DCLG confirmed last week that all local authorities will be required to maintain brownfield planning registers, through which developers can apply for planning permission in principle.
The confirmation has been a while coming – the proposals were first announced in July 2015. After a series of local authority pilots and a consultation in 2016, the Government announced the intention to implement the proposals last Monday, with Housing Minister Gavin Barwell saying:
“We need to build more homes in this country so making sure that we re-use brownfield land is crucial. We want to bring life back to abandoned sites, create thousands more homes and help protect our valued countryside. These new registers will give local authorities and developers the tools to do this.”
The new regulations, due to come into force later this Spring, will require local authorities to produce and maintain up-to-date, publicly available registers of brownfield sites available for housing locally. Sites on the brownfield register will be eligible for permission in principle, although the process by which this can be achieved has not yet been fixed. The Government’s response to the 2016 consultation notes that:
“Secondary legislation will require engagement with communities and statutory agencies as part of the process for granting permission in principle through plans and registers and on application…We recognise the concerns about ensuring appropriate levels of engagement with communities and statutory agencies at the technical details stage and will mandate such engagement at this stage.”
There will be devils in this forthcoming detail – the Government faces a tricky balancing act with engagement requirements for permission in principle.
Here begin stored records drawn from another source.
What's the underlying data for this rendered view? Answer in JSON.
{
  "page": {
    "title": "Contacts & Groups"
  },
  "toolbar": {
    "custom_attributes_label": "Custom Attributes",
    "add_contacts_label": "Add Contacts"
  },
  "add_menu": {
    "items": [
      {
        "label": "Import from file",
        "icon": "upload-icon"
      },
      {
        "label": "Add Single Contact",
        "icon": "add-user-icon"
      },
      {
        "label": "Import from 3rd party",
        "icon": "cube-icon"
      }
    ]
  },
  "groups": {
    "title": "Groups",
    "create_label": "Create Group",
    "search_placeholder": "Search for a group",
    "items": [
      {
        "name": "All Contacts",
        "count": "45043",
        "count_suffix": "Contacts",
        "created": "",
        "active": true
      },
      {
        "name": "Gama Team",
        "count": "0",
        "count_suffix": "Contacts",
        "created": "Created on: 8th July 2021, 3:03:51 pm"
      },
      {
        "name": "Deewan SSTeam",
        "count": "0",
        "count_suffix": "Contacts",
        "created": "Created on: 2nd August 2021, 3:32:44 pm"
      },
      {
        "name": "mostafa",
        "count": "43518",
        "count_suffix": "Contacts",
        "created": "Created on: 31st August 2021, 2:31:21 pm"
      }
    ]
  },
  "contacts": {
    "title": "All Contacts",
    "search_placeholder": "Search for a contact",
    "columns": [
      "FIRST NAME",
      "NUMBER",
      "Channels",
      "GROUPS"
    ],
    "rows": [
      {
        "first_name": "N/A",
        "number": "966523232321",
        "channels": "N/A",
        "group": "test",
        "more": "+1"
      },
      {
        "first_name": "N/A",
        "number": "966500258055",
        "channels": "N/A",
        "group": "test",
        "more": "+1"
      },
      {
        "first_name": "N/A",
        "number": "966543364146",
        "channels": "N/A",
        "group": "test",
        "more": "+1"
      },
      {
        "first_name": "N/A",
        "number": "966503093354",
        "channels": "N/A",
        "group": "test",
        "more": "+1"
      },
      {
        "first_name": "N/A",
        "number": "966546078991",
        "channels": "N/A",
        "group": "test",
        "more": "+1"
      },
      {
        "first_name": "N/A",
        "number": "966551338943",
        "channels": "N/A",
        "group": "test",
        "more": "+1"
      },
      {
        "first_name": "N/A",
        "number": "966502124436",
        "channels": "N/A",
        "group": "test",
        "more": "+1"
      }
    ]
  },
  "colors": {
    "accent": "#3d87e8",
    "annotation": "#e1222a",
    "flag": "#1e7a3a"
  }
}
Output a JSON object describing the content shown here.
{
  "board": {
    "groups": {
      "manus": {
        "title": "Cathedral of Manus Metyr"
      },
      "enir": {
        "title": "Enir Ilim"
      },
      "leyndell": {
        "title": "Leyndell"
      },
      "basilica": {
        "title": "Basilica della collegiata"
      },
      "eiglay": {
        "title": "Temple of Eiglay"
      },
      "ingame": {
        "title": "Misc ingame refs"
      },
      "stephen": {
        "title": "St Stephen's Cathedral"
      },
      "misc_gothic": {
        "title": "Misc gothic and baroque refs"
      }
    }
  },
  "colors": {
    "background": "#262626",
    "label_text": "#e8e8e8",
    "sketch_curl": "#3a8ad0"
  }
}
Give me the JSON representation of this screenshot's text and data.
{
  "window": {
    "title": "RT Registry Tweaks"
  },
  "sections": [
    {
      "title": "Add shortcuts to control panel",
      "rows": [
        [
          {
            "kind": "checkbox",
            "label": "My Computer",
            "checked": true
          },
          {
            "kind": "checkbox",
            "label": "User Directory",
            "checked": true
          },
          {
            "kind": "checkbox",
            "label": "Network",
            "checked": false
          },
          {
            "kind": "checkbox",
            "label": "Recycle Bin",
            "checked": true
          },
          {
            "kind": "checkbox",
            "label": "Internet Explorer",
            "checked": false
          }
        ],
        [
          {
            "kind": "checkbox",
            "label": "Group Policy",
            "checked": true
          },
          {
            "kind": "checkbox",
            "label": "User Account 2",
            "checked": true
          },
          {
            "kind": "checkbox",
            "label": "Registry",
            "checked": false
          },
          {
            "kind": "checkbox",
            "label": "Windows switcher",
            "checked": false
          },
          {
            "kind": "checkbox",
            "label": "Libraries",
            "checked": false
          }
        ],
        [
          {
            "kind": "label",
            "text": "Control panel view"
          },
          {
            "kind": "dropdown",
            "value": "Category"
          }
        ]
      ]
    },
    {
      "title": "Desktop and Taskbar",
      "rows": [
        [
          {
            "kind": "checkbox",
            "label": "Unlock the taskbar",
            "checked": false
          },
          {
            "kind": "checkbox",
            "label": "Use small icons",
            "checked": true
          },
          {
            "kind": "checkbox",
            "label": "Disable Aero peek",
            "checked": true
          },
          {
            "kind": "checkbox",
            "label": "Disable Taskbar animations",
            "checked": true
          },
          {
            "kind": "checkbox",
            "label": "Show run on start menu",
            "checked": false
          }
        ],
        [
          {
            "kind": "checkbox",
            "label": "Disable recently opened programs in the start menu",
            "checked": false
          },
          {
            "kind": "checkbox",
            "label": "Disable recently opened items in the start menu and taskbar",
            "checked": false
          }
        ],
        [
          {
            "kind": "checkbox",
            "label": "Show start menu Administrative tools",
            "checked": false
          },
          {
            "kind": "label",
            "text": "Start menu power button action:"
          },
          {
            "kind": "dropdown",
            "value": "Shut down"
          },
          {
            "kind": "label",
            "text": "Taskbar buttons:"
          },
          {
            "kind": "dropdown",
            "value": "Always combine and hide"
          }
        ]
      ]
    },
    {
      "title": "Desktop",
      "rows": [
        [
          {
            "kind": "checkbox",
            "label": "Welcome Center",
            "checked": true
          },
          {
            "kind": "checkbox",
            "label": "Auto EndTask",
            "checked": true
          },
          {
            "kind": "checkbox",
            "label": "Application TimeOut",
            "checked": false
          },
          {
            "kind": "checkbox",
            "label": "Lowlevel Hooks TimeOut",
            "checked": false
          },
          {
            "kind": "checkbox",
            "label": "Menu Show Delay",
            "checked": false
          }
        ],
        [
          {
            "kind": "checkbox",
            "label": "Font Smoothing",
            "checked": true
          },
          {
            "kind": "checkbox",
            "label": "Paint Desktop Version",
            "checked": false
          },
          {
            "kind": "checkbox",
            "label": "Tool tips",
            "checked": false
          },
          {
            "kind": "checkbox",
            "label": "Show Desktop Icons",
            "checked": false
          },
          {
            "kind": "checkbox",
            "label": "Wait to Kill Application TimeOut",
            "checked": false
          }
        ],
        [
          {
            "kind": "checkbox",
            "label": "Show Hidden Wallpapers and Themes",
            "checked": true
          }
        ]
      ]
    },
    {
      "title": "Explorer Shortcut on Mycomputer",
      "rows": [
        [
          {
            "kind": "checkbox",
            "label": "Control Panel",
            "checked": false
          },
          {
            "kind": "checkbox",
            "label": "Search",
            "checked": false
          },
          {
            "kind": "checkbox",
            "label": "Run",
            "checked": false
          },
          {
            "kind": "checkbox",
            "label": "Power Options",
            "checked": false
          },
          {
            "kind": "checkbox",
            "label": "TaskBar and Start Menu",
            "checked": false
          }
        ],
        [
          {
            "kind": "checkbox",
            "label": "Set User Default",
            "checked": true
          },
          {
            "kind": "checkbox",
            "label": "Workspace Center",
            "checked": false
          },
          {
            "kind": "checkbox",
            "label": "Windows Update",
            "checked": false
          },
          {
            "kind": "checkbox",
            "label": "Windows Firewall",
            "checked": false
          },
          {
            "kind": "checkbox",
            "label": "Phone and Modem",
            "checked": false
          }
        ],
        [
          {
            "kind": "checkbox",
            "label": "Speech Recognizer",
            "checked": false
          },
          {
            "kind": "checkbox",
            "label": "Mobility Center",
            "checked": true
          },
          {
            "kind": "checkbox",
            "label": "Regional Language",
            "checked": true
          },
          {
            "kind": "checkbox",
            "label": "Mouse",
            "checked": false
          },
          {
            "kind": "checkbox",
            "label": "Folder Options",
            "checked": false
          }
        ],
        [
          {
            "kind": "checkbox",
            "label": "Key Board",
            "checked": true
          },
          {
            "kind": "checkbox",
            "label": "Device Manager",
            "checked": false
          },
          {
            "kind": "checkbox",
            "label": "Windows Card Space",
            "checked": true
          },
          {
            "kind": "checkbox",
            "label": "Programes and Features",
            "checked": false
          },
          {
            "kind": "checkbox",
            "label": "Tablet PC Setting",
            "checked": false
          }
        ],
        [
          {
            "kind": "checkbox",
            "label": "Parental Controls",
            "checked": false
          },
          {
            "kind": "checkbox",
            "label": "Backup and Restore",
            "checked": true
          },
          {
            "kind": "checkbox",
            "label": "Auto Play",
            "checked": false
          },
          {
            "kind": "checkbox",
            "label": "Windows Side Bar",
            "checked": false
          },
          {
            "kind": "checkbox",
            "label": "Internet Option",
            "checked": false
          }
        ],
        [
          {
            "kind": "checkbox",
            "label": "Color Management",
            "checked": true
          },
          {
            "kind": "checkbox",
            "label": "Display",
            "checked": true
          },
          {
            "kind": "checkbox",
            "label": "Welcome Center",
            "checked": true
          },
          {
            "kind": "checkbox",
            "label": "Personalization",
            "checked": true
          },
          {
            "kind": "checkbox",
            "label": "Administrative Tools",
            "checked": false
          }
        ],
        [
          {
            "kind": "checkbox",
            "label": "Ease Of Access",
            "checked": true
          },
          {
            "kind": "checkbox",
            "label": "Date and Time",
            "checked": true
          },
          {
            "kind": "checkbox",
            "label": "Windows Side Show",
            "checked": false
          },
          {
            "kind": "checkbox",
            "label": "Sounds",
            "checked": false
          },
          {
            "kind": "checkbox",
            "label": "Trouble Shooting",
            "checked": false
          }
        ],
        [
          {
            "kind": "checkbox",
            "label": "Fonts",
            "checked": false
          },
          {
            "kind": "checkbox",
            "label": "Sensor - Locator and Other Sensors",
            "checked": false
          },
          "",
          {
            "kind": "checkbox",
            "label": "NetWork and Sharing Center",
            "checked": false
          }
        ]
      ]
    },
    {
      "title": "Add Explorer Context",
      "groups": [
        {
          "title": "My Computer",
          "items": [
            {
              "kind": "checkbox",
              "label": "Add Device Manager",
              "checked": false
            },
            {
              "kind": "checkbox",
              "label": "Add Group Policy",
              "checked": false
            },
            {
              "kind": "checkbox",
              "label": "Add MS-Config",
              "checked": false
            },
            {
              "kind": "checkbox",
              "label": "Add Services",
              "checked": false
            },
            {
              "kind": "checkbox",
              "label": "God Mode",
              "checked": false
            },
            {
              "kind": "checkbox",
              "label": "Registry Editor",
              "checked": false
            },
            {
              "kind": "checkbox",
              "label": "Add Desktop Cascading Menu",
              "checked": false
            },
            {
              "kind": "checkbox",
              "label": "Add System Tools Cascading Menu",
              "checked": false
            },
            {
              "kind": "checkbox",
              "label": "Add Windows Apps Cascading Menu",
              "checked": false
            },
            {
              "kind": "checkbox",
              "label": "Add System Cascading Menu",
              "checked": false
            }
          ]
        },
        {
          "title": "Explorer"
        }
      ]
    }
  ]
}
If engagement requirements are too light, Ministers could be of accused of undermining localism; if they are too robust developers may conclude that the process is just as complex as submitting a standard planning application. This still needs to be worked through, two years after the Government first announced the policy.